Task requirements: Please restate the data that follows word for word, with the pictures left out.

(Excerpts from a dataset)
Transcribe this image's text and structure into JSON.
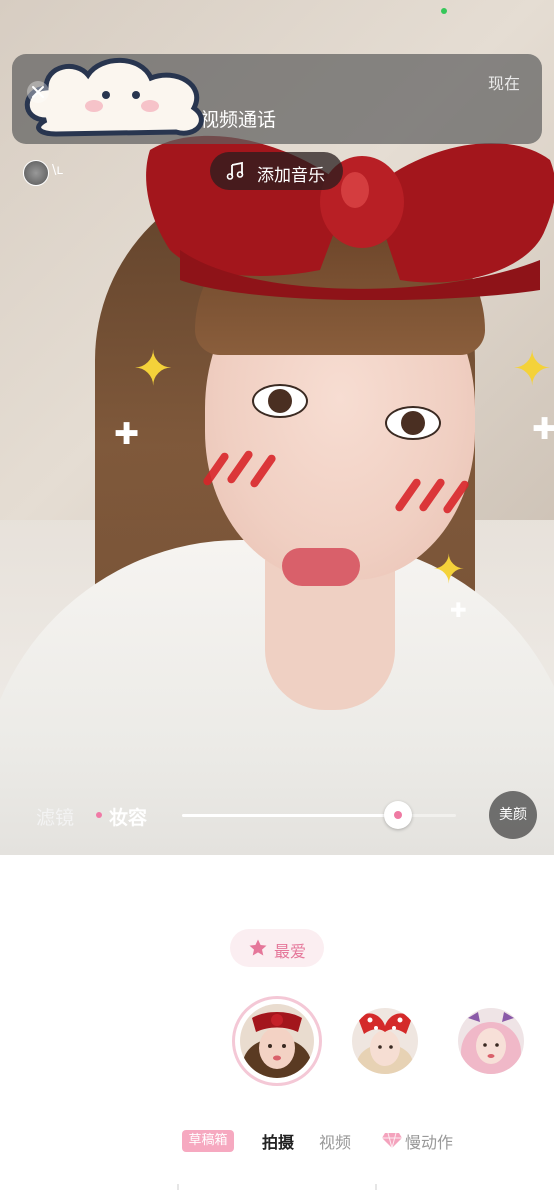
{
  "notification": {
    "text": "视频通话",
    "time": "现在"
  },
  "preview": {
    "add_music_label": "添加音乐",
    "user_label": "\\ʟ"
  },
  "adjust": {
    "filter_tab": "滤镜",
    "makeup_tab": "妆容",
    "slider_value": 0.79,
    "beauty_button": "美颜"
  },
  "favorites": {
    "label": "最爱"
  },
  "effects": [
    {
      "name": "red-bow-effect",
      "selected": true
    },
    {
      "name": "polka-bow-effect",
      "selected": false
    },
    {
      "name": "pink-hair-effect",
      "selected": false
    }
  ],
  "modes": {
    "draft_badge": "草稿箱",
    "shoot": "拍摄",
    "video": "视频",
    "slow_motion": "慢动作"
  },
  "colors": {
    "accent_pink": "#e5779a",
    "draft_badge_bg": "#f6a9c0",
    "bow_red": "#a3161c",
    "sparkle_yellow": "#f4d23a"
  }
}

Result of this exercise:
Transcribe this image's text and structure into JSON.
{
  "notification": {
    "text": "视频通话",
    "time": "现在"
  },
  "preview": {
    "add_music_label": "添加音乐",
    "user_label": "\\ʟ"
  },
  "adjust": {
    "filter_tab": "滤镜",
    "makeup_tab": "妆容",
    "slider_value": 0.79,
    "beauty_button": "美颜"
  },
  "favorites": {
    "label": "最爱"
  },
  "effects": [
    {
      "name": "red-bow-effect",
      "selected": true
    },
    {
      "name": "polka-bow-effect",
      "selected": false
    },
    {
      "name": "pink-hair-effect",
      "selected": false
    }
  ],
  "modes": {
    "draft_badge": "草稿箱",
    "shoot": "拍摄",
    "video": "视频",
    "slow_motion": "慢动作"
  },
  "colors": {
    "accent_pink": "#e5779a",
    "draft_badge_bg": "#f6a9c0",
    "bow_red": "#a3161c",
    "sparkle_yellow": "#f4d23a"
  }
}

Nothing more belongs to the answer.